Entries shown START

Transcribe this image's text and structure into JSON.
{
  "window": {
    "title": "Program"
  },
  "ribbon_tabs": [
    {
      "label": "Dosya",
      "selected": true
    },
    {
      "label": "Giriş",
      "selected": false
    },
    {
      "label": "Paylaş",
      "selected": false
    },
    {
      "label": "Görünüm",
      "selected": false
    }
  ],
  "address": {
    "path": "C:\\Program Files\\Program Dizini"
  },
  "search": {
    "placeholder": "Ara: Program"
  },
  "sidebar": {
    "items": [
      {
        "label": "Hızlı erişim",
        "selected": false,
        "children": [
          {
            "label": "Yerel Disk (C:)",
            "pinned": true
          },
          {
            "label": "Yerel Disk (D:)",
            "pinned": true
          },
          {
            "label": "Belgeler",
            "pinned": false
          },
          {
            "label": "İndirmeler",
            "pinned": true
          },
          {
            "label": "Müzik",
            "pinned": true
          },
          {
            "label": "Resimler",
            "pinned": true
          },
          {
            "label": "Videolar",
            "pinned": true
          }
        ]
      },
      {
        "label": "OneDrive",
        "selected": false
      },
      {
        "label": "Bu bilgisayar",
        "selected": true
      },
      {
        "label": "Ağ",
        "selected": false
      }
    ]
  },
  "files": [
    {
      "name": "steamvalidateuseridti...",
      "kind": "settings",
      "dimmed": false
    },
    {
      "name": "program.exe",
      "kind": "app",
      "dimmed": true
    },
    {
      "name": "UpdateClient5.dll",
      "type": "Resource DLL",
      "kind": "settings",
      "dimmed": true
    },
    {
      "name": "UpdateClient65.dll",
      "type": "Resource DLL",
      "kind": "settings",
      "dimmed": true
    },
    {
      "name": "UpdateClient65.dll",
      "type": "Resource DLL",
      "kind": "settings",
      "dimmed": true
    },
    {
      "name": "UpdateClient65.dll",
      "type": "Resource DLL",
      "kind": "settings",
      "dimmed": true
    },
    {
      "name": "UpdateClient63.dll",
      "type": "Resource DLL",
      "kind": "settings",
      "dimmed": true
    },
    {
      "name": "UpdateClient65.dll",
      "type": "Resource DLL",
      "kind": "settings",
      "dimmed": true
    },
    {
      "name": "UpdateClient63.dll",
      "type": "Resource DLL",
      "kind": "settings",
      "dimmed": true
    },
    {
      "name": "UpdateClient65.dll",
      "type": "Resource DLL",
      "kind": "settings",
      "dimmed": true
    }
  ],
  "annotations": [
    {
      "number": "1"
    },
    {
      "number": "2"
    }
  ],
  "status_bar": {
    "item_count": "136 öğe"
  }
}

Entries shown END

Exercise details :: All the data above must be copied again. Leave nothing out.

Result of this task ::
Transcribe this image's text and structure into JSON.
{
  "window": {
    "title": "Program"
  },
  "ribbon_tabs": [
    {
      "label": "Dosya",
      "selected": true
    },
    {
      "label": "Giriş",
      "selected": false
    },
    {
      "label": "Paylaş",
      "selected": false
    },
    {
      "label": "Görünüm",
      "selected": false
    }
  ],
  "address": {
    "path": "C:\\Program Files\\Program Dizini"
  },
  "search": {
    "placeholder": "Ara: Program"
  },
  "sidebar": {
    "items": [
      {
        "label": "Hızlı erişim",
        "selected": false,
        "children": [
          {
            "label": "Yerel Disk (C:)",
            "pinned": true
          },
          {
            "label": "Yerel Disk (D:)",
            "pinned": true
          },
          {
            "label": "Belgeler",
            "pinned": false
          },
          {
            "label": "İndirmeler",
            "pinned": true
          },
          {
            "label": "Müzik",
            "pinned": true
          },
          {
            "label": "Resimler",
            "pinned": true
          },
          {
            "label": "Videolar",
            "pinned": true
          }
        ]
      },
      {
        "label": "OneDrive",
        "selected": false
      },
      {
        "label": "Bu bilgisayar",
        "selected": true
      },
      {
        "label": "Ağ",
        "selected": false
      }
    ]
  },
  "files": [
    {
      "name": "steamvalidateuseridti...",
      "kind": "settings",
      "dimmed": false
    },
    {
      "name": "program.exe",
      "kind": "app",
      "dimmed": true
    },
    {
      "name": "UpdateClient5.dll",
      "type": "Resource DLL",
      "kind": "settings",
      "dimmed": true
    },
    {
      "name": "UpdateClient65.dll",
      "type": "Resource DLL",
      "kind": "settings",
      "dimmed": true
    },
    {
      "name": "UpdateClient65.dll",
      "type": "Resource DLL",
      "kind": "settings",
      "dimmed": true
    },
    {
      "name": "UpdateClient65.dll",
      "type": "Resource DLL",
      "kind": "settings",
      "dimmed": true
    },
    {
      "name": "UpdateClient63.dll",
      "type": "Resource DLL",
      "kind": "settings",
      "dimmed": true
    },
    {
      "name": "UpdateClient65.dll",
      "type": "Resource DLL",
      "kind": "settings",
      "dimmed": true
    },
    {
      "name": "UpdateClient63.dll",
      "type": "Resource DLL",
      "kind": "settings",
      "dimmed": true
    },
    {
      "name": "UpdateClient65.dll",
      "type": "Resource DLL",
      "kind": "settings",
      "dimmed": true
    }
  ],
  "annotations": [
    {
      "number": "1"
    },
    {
      "number": "2"
    }
  ],
  "status_bar": {
    "item_count": "136 öğe"
  }
}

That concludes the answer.